*** Input records ***
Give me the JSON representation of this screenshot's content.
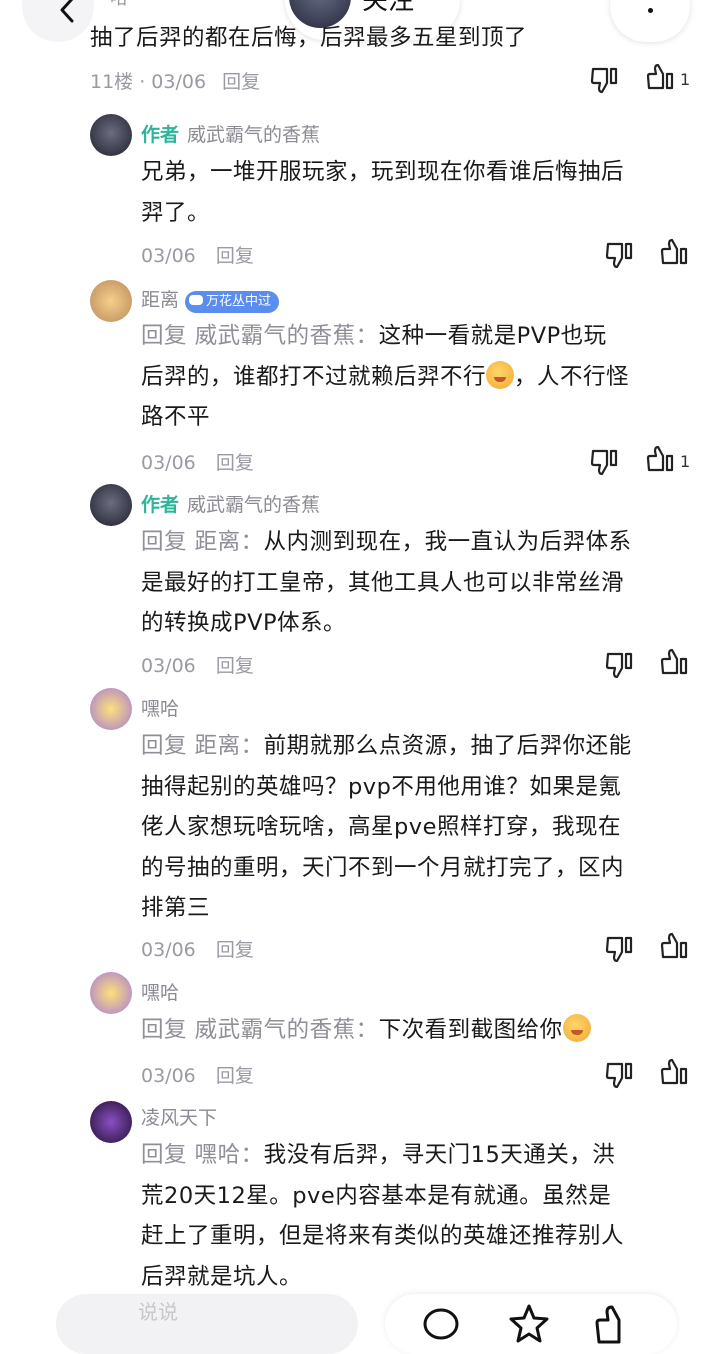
{
  "nav": {
    "back_icon": "chevron-left-icon",
    "poster_name": "哈",
    "follow_label": "关注",
    "more_icon": "more-icon"
  },
  "top_comment": {
    "text": "抽了后羿的都在后悔，后羿最多五星到顶了",
    "meta": "11楼 · 03/06",
    "reply_label": "回复",
    "like_count": "1"
  },
  "replies": [
    {
      "author_tag": "作者",
      "username": "威武霸气的香蕉",
      "text": "兄弟，一堆开服玩家，玩到现在你看谁后悔抽后羿了。",
      "line1": "兄弟，一堆开服玩家，玩到现在你看谁后悔抽后",
      "line2": "羿了。",
      "date": "03/06",
      "reply_label": "回复",
      "like_count": ""
    },
    {
      "username": "距离",
      "badge": "万花丛中过",
      "reply_prefix": "回复 威武霸气的香蕉：",
      "line1": "这种一看就是PVP也玩",
      "line2a": "后羿的，谁都打不过就赖后羿不行",
      "line2b": "，人不行怪",
      "line3": "路不平",
      "date": "03/06",
      "reply_label": "回复",
      "like_count": "1"
    },
    {
      "author_tag": "作者",
      "username": "威武霸气的香蕉",
      "reply_prefix": "回复 距离：",
      "line1": "从内测到现在，我一直认为后羿体系",
      "line2": "是最好的打工皇帝，其他工具人也可以非常丝滑",
      "line3": "的转换成PVP体系。",
      "date": "03/06",
      "reply_label": "回复",
      "like_count": ""
    },
    {
      "username": "嘿哈",
      "reply_prefix": "回复 距离：",
      "line1": "前期就那么点资源，抽了后羿你还能",
      "line2": "抽得起别的英雄吗？pvp不用他用谁？如果是氪",
      "line3": "佬人家想玩啥玩啥，高星pve照样打穿，我现在",
      "line4": "的号抽的重明，天门不到一个月就打完了，区内",
      "line5": "排第三",
      "date": "03/06",
      "reply_label": "回复",
      "like_count": ""
    },
    {
      "username": "嘿哈",
      "reply_prefix": "回复 威武霸气的香蕉：",
      "line1": "下次看到截图给你",
      "date": "03/06",
      "reply_label": "回复",
      "like_count": ""
    },
    {
      "username": "凌风天下",
      "reply_prefix": "回复 嘿哈：",
      "line1": "我没有后羿，寻天门15天通关，洪",
      "line2": "荒20天12星。pve内容基本是有就通。虽然是",
      "line3": "赶上了重明，但是将来有类似的英雄还推荐别人",
      "line4": "后羿就是坑人。",
      "date": "",
      "reply_label": "",
      "like_count": ""
    }
  ],
  "bottom_bar": {
    "input_placeholder": "说说",
    "icons": [
      "comment-icon",
      "star-icon",
      "like-icon"
    ]
  },
  "colors": {
    "author_tag": "#2fb49a",
    "badge": "#5b8def",
    "meta": "#9a9aa2"
  }
}
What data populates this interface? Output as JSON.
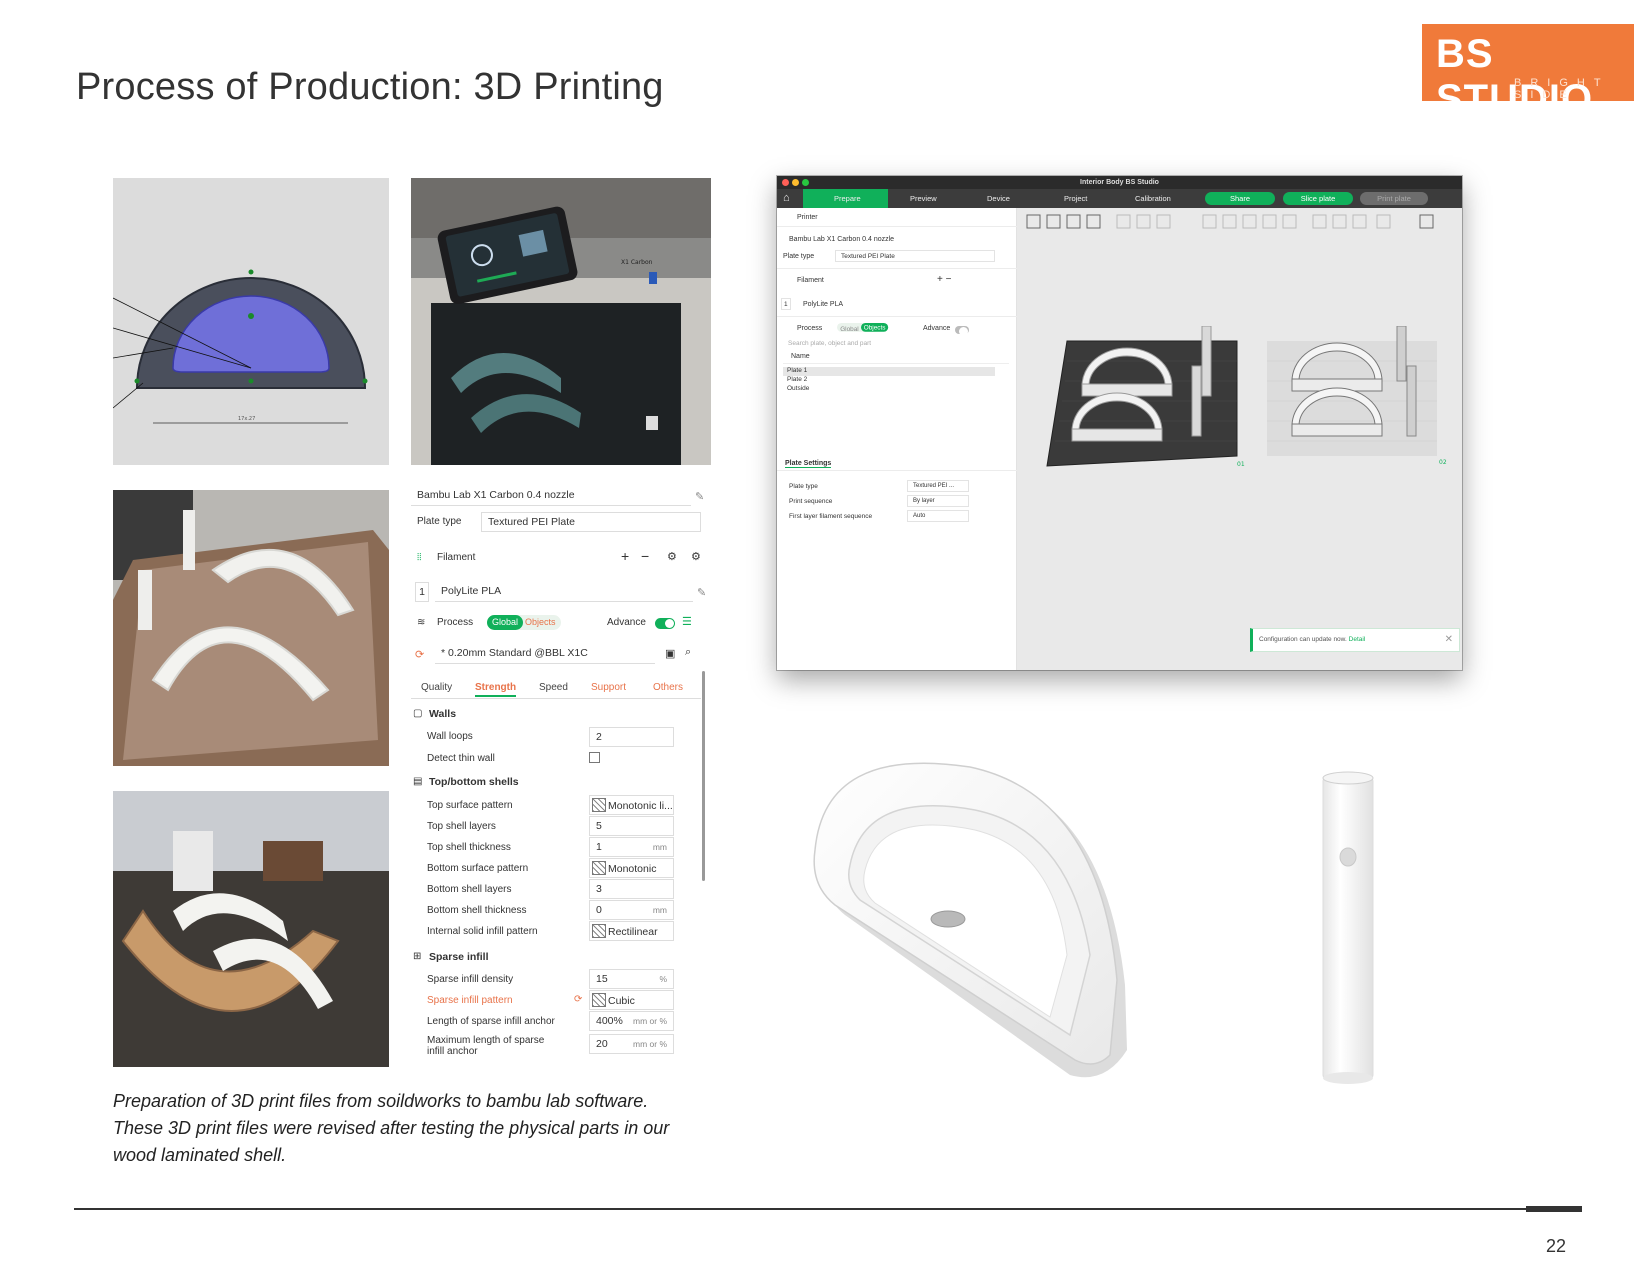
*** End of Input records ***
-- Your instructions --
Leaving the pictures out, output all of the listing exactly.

-- Result of this task --
Give me the JSON representation of this screenshot's content.
{
  "nav": {
    "back_icon": "chevron-left-icon",
    "poster_name": "哈",
    "follow_label": "关注",
    "more_icon": "more-icon"
  },
  "top_comment": {
    "text": "抽了后羿的都在后悔，后羿最多五星到顶了",
    "meta": "11楼 · 03/06",
    "reply_label": "回复",
    "like_count": "1"
  },
  "replies": [
    {
      "author_tag": "作者",
      "username": "威武霸气的香蕉",
      "text": "兄弟，一堆开服玩家，玩到现在你看谁后悔抽后羿了。",
      "line1": "兄弟，一堆开服玩家，玩到现在你看谁后悔抽后",
      "line2": "羿了。",
      "date": "03/06",
      "reply_label": "回复",
      "like_count": ""
    },
    {
      "username": "距离",
      "badge": "万花丛中过",
      "reply_prefix": "回复 威武霸气的香蕉：",
      "line1": "这种一看就是PVP也玩",
      "line2a": "后羿的，谁都打不过就赖后羿不行",
      "line2b": "，人不行怪",
      "line3": "路不平",
      "date": "03/06",
      "reply_label": "回复",
      "like_count": "1"
    },
    {
      "author_tag": "作者",
      "username": "威武霸气的香蕉",
      "reply_prefix": "回复 距离：",
      "line1": "从内测到现在，我一直认为后羿体系",
      "line2": "是最好的打工皇帝，其他工具人也可以非常丝滑",
      "line3": "的转换成PVP体系。",
      "date": "03/06",
      "reply_label": "回复",
      "like_count": ""
    },
    {
      "username": "嘿哈",
      "reply_prefix": "回复 距离：",
      "line1": "前期就那么点资源，抽了后羿你还能",
      "line2": "抽得起别的英雄吗？pvp不用他用谁？如果是氪",
      "line3": "佬人家想玩啥玩啥，高星pve照样打穿，我现在",
      "line4": "的号抽的重明，天门不到一个月就打完了，区内",
      "line5": "排第三",
      "date": "03/06",
      "reply_label": "回复",
      "like_count": ""
    },
    {
      "username": "嘿哈",
      "reply_prefix": "回复 威武霸气的香蕉：",
      "line1": "下次看到截图给你",
      "date": "03/06",
      "reply_label": "回复",
      "like_count": ""
    },
    {
      "username": "凌风天下",
      "reply_prefix": "回复 嘿哈：",
      "line1": "我没有后羿，寻天门15天通关，洪",
      "line2": "荒20天12星。pve内容基本是有就通。虽然是",
      "line3": "赶上了重明，但是将来有类似的英雄还推荐别人",
      "line4": "后羿就是坑人。",
      "date": "",
      "reply_label": "",
      "like_count": ""
    }
  ],
  "bottom_bar": {
    "input_placeholder": "说说",
    "icons": [
      "comment-icon",
      "star-icon",
      "like-icon"
    ]
  },
  "colors": {
    "author_tag": "#2fb49a",
    "badge": "#5b8def",
    "meta": "#9a9aa2"
  }
}
What data populates this interface? Output as JSON.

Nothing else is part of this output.